Police looking for witnesses after accident at Voltaplatz
The police are looking for witnesses after a hit and run accident on a zebra crossing at Voltaplatz.
The accident happened as a woman was crosssing the road at around 10.15am on Wednesday morning. She was struck by a car and suffered minor injuries, the Basel-Stadt police said yesterday (Monday).
Both the woman and the car driver told the police that they had the right of way. Witnesses who can provide relevant information about the accident are asked to telephone the traffic police on: 061 699 12 12 or via the following email address: KapoVrk.VLZOi@jsd.bs.ch.
Investigation into "unusual" train derailment expected to take months
An investigation to find out why a train derailed at Basel SBB train station last Wednesday is expected to take several months.
The German ICE train, from Hamburg, derailed on its approach at around 5pm, causing a power cut and throwing the travel plans of thousands of commuters into chaos. The network did not return to normal until Saturday afternoon.

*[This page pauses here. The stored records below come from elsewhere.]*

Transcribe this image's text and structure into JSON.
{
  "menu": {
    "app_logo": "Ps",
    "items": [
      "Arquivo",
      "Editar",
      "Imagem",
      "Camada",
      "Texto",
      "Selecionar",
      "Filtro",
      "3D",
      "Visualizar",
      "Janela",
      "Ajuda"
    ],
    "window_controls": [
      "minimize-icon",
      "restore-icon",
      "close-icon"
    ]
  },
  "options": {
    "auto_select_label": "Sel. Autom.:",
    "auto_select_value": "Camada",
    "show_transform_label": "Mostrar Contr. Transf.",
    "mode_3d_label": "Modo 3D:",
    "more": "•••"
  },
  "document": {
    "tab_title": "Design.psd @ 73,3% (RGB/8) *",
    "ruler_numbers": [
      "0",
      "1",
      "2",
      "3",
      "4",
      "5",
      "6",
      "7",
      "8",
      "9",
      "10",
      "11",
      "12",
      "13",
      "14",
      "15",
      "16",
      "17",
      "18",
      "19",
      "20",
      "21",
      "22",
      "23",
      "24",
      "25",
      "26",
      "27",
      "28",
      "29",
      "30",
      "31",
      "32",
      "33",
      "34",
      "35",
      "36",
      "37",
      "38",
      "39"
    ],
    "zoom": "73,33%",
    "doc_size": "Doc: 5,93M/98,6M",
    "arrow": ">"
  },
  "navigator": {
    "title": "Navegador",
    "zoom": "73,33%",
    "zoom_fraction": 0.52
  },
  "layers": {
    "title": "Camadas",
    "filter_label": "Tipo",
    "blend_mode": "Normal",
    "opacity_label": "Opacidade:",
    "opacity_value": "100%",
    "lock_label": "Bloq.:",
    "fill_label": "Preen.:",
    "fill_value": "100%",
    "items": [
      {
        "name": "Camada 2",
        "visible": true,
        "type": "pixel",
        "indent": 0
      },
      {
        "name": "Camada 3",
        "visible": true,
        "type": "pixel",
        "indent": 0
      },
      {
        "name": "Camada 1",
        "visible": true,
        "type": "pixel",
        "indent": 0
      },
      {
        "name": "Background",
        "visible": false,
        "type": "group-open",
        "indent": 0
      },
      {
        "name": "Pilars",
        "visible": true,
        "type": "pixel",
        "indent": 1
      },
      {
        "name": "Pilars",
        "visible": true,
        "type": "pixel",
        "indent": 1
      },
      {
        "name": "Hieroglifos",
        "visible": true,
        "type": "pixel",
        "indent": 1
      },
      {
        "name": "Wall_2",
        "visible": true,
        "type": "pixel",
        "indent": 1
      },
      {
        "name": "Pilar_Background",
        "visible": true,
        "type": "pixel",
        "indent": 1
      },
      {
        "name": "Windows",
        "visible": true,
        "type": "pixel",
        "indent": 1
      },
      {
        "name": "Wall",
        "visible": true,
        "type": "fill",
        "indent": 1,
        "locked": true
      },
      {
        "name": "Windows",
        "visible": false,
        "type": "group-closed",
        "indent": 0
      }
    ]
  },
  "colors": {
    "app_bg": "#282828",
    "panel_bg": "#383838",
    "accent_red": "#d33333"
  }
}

Christoph Kupper, from the independent Swiss investigators (SUST), said on Monday that there are no hints as to the cause of the accident, such as a forgotten retaining wedge.
He said the investigation would be “long-term”, comparing it to a similar incident in March where an Italian train derailed in Lucerne. There is still no conclusive analysis of the accident.
The Basel accident is unusual in that the train derailed while in motion –and that three carriages in the centre jumped the rails rather than the front. At first glance, the infrastructure therefore does not seem to be the cause of the derailment, Mr Kupper said. It is unclear whether a malfunctioning switch caused the accident.
The damaged carriages remain in Basel, where they are being thoroughly examined, Mr Kupper said. This includes taking measurements of the wheels and truck bogies to provide data for model calculations. If necessary, the train material will also be examined.
Parallels to Dortmund incident
The SUST has also contacted their specialist colleagues in Germany, who have arrived in Basel to help with the investigations. In May this year, an ICE jumped the rails in Dortmund in a similar manner to the train in Basel – although the Dortmund train had been a second-generation ICE. A possible explanation lies in the “stiff” design of high-speed trains such as the ICE, which do not run optimally when entering narrow radiuses at train stations. However, this scenario is also still part of the ongoing investigations, Mr Kupper said.
Technical compatibilities are checked before trains are allowed to run on tracks in other countries – this also applies to ICE trains in Switzerland. Last month, the SBB and the Deutsche Bahn (DB) celebrated the 25th anniversary of the ICE in Switzerland and presented the newest ICE 4 in Basel.
Looking at the interim research results, there are “no hypotheses” for either of the derailments in Basel and Lucerne, the SUST said. Mr Kupper said that finding the exact cause would most likely be a “hard nut to crack”. The first results are not expected to be available until May. As always, the SUST will publish its final report online.
E-Mobility is becoming more popular
The number of charging stations for electronic cars in Basel is growing. By February, there will be eleven new charging stations in the “blue” parking zones of the city. Where charging stations have been installed on private property, the Industrial Works of Basel (IWB) have developed special offers so that tenants can also also from the stations. In addition, the IWB will provide a pool car for Mobility car-sharing customers.
The eleven new charging stations in the blue parking zones will have two charging spots each. This expansion is part of a commission by the canton of Basel-Stadt as a pilot project in cooperation with the office for environment and energy, the office for mobility, and further offices of the cantonal authorities. An overview map released in the “energie&wasser” IWB magazine shows where the new stations will be installed.
The public infrastructure is matched by charging possibilities near private houses or at workplaces. The IWB offer an innovative approach with the so-called “Chargebox”: Tenants, landlords, house owners as well as companies will find their solution among the IWB offers. This includes the installation of a photovoltaic plant, which will charge both the charging station and cars with solar power.
The IWB has been using electronic cars for years. Currently, 18 vehicles (or 11 per cent) of their company cars are electronic.